S: I like that that’s how it turned out because Sunny can’t see the strength in being unapologetically nerdy until this school year. It doesn’t bother him except when he’s being shoved around in the lunch room.
G: Sunny finds Gray’s old iPod, which is full of songs he recorded for himself including one Sunny and his friends end up playing at the talent show. The band teacher gives them access to a practice room, and Gray helps them get better and better. There’s a nice moment where Gray is talking about how Sunny can do anything, how he can basically be himself. It’s about how much Gray envies Sunny. In Sunny’s mind Gray abandoned him to become a rock star, but Gray really envies Sunny. I wasn’t sure it was true, but it felt true later on.
S: I think it was unrealistic for Gray’s high school self but realistic for his adult self because he was trying to make it in the music business. We don’t need to talk about what happens at the talent show when it all implodes.
G: At the end when the brothers go to serenade Cirrus, after she knows it’s all been bullshit and Gray is trying to help Sunny apologize and all of Sunny’s friends are mad at him. Cirrus is leaving for China and they go to serenade her and the neighbor is the only one who hears it. It was so great. (laughing together) I knew that couldn’t be the end, but I loved the way that worked, and how he got back together with his friends soon after. It all ends at a DIY Fantasy Fair where you get this weird objective view of all of them. Milo is a big buff dude. Jamal is a hunk. And it earns the happy ending it has.
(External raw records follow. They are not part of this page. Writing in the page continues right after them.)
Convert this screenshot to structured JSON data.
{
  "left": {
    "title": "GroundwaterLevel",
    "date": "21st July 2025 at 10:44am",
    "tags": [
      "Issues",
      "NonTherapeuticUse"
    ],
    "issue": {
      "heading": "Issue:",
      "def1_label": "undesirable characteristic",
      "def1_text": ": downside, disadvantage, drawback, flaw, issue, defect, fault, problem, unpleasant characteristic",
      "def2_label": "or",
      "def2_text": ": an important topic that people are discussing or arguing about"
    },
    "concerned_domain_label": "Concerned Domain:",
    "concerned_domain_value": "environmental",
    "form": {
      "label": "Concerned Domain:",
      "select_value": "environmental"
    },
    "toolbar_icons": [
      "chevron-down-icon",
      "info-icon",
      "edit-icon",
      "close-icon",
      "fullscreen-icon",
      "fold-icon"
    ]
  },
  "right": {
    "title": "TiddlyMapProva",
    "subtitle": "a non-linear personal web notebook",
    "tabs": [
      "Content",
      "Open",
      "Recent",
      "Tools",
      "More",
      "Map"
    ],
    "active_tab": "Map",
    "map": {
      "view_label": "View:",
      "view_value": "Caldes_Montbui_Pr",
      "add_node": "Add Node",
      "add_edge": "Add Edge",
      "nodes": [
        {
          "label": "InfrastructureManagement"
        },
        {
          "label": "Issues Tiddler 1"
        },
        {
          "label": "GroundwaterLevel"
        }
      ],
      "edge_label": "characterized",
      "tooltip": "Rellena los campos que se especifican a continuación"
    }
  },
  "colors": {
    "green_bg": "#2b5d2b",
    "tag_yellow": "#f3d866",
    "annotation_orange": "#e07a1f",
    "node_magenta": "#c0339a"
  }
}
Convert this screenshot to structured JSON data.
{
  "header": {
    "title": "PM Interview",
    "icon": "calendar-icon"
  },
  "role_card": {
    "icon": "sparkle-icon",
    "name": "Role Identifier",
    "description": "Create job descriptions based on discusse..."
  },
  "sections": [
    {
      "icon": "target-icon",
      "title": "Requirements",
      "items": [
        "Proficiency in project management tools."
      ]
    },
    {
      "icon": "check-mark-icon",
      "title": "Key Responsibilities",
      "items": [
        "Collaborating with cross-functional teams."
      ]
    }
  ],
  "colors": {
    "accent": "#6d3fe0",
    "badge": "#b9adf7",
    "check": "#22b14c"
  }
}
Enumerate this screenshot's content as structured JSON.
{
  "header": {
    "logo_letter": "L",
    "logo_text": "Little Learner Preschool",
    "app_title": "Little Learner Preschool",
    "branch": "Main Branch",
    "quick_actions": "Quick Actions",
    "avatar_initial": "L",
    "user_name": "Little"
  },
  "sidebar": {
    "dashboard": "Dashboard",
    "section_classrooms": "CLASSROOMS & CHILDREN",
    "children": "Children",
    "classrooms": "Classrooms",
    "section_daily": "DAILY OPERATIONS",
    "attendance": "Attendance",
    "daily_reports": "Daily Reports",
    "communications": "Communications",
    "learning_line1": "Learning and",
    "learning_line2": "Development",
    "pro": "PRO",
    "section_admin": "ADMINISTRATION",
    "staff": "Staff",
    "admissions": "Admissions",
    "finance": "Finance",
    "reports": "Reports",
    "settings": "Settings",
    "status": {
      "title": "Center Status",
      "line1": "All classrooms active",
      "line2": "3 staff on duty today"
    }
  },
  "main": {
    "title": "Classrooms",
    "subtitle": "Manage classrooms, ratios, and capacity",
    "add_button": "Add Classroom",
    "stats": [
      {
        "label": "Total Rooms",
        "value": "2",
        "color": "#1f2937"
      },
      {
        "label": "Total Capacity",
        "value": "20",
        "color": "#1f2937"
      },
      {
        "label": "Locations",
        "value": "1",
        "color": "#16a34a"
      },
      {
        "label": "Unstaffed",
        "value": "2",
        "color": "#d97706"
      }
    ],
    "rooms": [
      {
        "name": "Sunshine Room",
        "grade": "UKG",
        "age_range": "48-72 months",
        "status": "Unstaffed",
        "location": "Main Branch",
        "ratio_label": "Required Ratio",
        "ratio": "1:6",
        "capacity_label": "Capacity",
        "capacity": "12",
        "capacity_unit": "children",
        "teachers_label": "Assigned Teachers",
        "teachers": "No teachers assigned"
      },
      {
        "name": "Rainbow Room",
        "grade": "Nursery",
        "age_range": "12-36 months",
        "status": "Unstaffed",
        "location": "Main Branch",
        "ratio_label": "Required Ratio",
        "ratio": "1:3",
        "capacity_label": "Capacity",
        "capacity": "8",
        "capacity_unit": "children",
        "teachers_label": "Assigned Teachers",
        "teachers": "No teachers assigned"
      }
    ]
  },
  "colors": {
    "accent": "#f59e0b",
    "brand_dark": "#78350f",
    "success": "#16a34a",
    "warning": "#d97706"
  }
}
G: I guess I’d give it to any kid who liked Ready Player One. I don’t know if I’d give it to too many adults. I don’t really understand the difference between YA fantasy and adult fantasy except the age of the characters.
S: My usual rule of thumb is what are their goals? And what challenges are they overcoming? And where does that fit into developmental stages? But falling in love or being real or fake seems pretty ageless.
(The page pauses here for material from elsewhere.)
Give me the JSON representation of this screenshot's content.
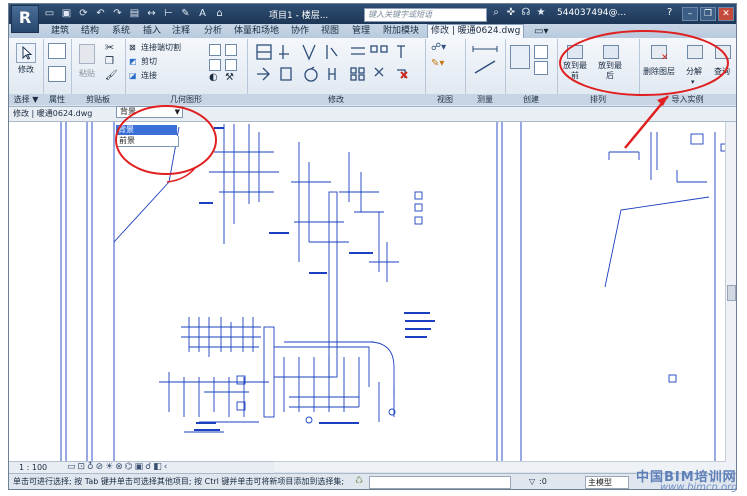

G: And the way it plays out is very high school. I guess I see why adults would read this book — it’s nostalgic. I prefer YA romance like this to adult romance. The latter is hard for me to connect with because I can remember being a teen and not understanding what I now feel relationships are like and how they work. I believed in the Say Anything model and thought that must be the basis for a lifelong relationship. It’s hard for me to suspend disbelief that much when I’m reading an adult romance.
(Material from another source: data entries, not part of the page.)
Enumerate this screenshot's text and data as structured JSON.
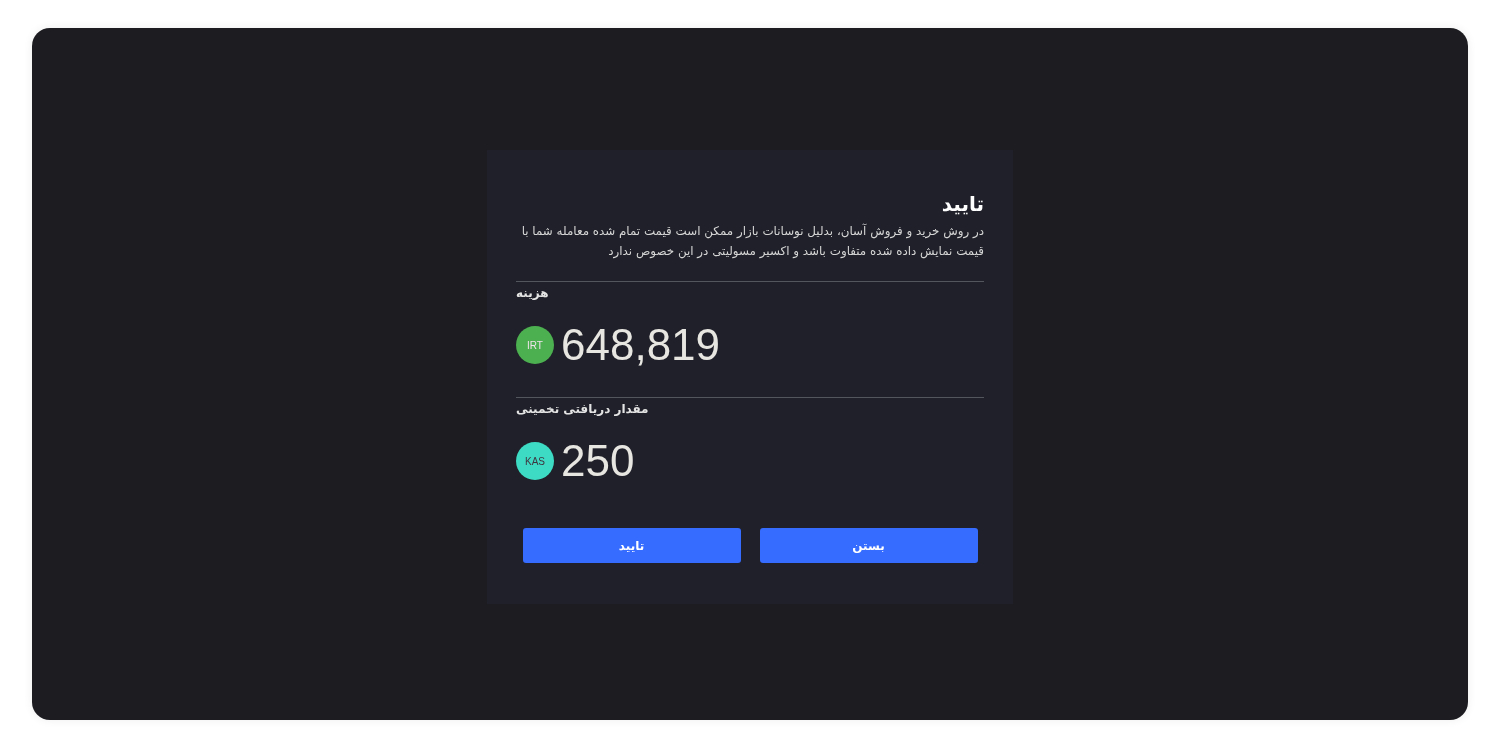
{
  "dialog": {
    "title": "تایید",
    "message": "در روش خرید و فروش آسان، بدلیل نوسانات بازار ممکن است قیمت تمام شده معامله شما با قیمت نمایش داده شده متفاوت باشد و اکسیر مسولیتی در این خصوص ندارد",
    "sections": [
      {
        "label": "هزینه",
        "amount": "648,819",
        "currency": {
          "code": "IRT",
          "color": "#4caf50"
        }
      },
      {
        "label": "مقدار دریافتی تخمینی",
        "amount": "250",
        "currency": {
          "code": "KAS",
          "color": "#3ddbc3"
        }
      }
    ],
    "buttons": [
      {
        "label": "بستن"
      },
      {
        "label": "تایید"
      }
    ]
  }
}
S: I feel like adult romance is its own genre, marinating in its own tropes. YA romance doesn’t assume you’ve been reading it for years and years. It assumes you’re fresh to it.
S: This book, I laughed out loud multiple times, and my husband, who is the Asian male lead in my life, asked me what I was reading… In the scene where Sunny has to go to class but that is not what he cares about at the moment, so he sits down and listens to the teacher make trombone sounds and leaves. Like the trombone sounds when adults talked in the Peanuts specials! (both imitate the sounds)
G: There are a lot of moments like that. They’re very fun. It felt like Yoon was having such a good time writing this book, and in the Afterward he talks about how he wrote it for himself. And it reads like that. There’s real joy here.
S: That was the other thing that I thought was going to happen that never happened, it threw me, because there is so much overlap between heavy metal and fantasy. There’s a reason there was a joke about a Stonehenge prop in Spinal Tap! I was expecting Sunny and his friends to bring all of their Fantasy FX stuff on stage to make this amazing rock show, which they could have done, but they didn’t. Maybe that will be in the sequel.Tags No Comments - Read More